I have always known that what I speak about is political. It’s a choice. A choice made in a highly charged context of cultural discourse. It couldn’t not be political. And yet I have always sided myself loudly and overtly with those marginalised by mental health issues and let that whisper me sweet reassurances that I was doing it OK because mental health disability is an outsiderdom I’m firmly inside.

It’s comforting to construct these narratives for ourselves. If we close our eyes and listen to them (a telling metaphor in all its resonances) we can almost pretend intersectionality doesn’t exist. And yet it does. I am spoken for by those who silence my disability, and yet when I do speak I do so as a white male. When I write about women’s writing, I speak for them as those I resent speak for me. I can no longer pretend to myself that I’m just doing “good politics” and neatly avoiding “bad politics.”

So what’s the answer?

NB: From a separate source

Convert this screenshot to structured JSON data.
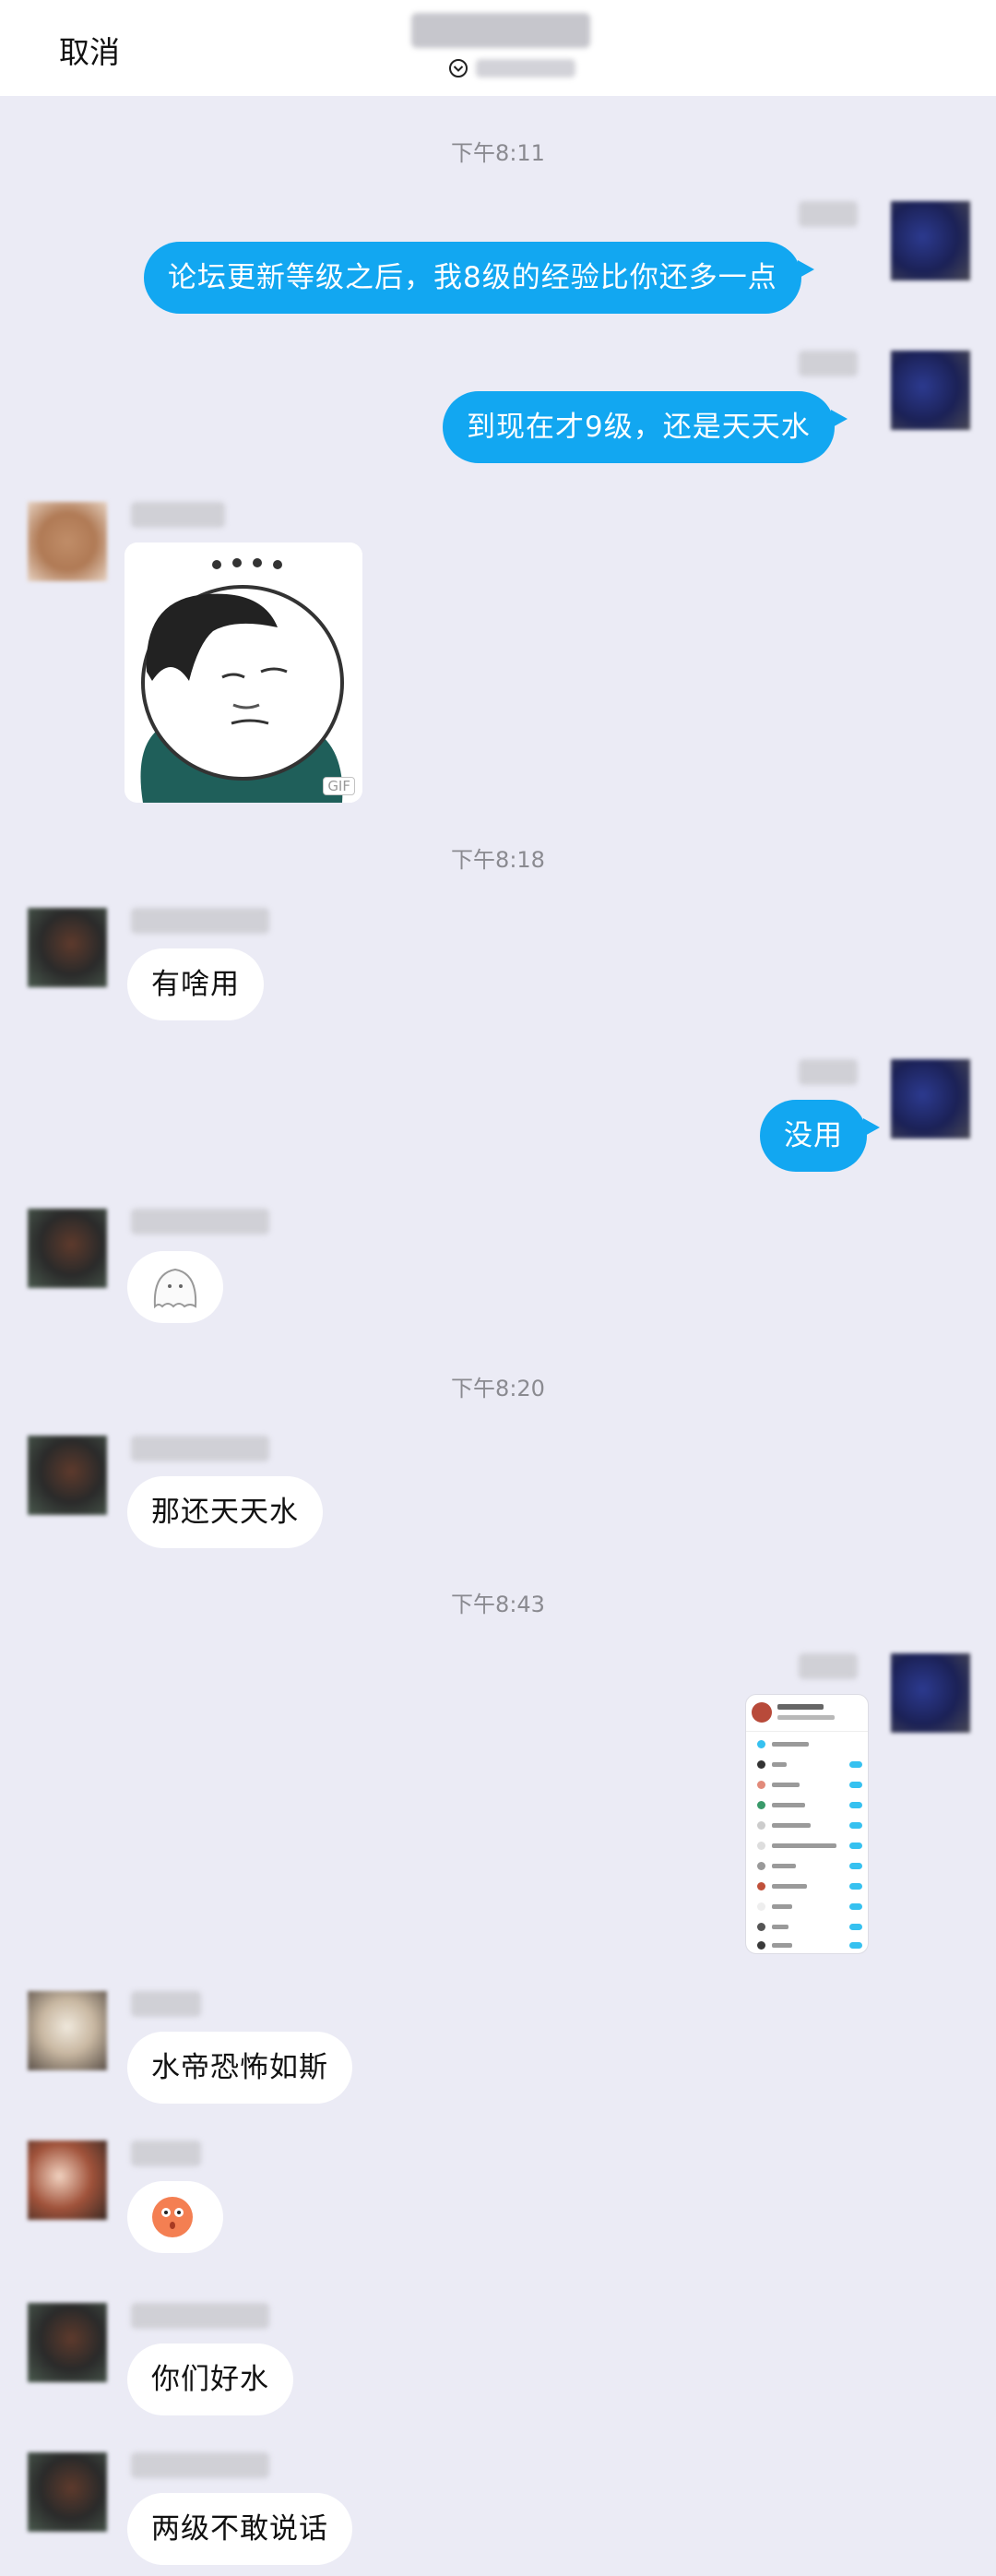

I’m sure many readers will be wondering “what, you mean there’s a question?” Questions of intersectionality and allyship usually raise those responses. And they make the first part of my answer simple – if, next time an article like this appears, more people are at least aware that there’s a problem when men write well-meaningly about women and fewer people shrug “what problem?” then I’ll have done something right.

img_0246(Anna Percy, the brilliant poet who co-runs with Rebecca Audra Smith and Sara Ellis Stirred Poetry, Manchester’s fabulous night of pro-women inclusive spoken word)

The real answer, I think, is that just as it is impossible to speak unpolitically so it is impossible to speak from a position that is beyond reproach. We all speak from a privileged position of some kind. Our words will always exert power over someone, muffle the voice of someone. So the answer is not silence, or we would all be silenced. And the answer is not good intentions. Good intentions neither affect power networks nor the impact of our words. As much of an answer as I can give is to be as aware as possible of where we stand in these incalculably complex networks, to make way wherever possible for those voices our own voice silences, to acknowledge those voices that have shaped our own, and to create channels where we can for those voices to speak and be heard. Most of all I think the answer is for us not to believe we have the answer but to listen and learn to have the many possible answers spoken by those in a position to give.

I welcome any suggestions as to further answers to the issues raised. I also welcome any women writers whose works would interest readers of this blog to talk about them here.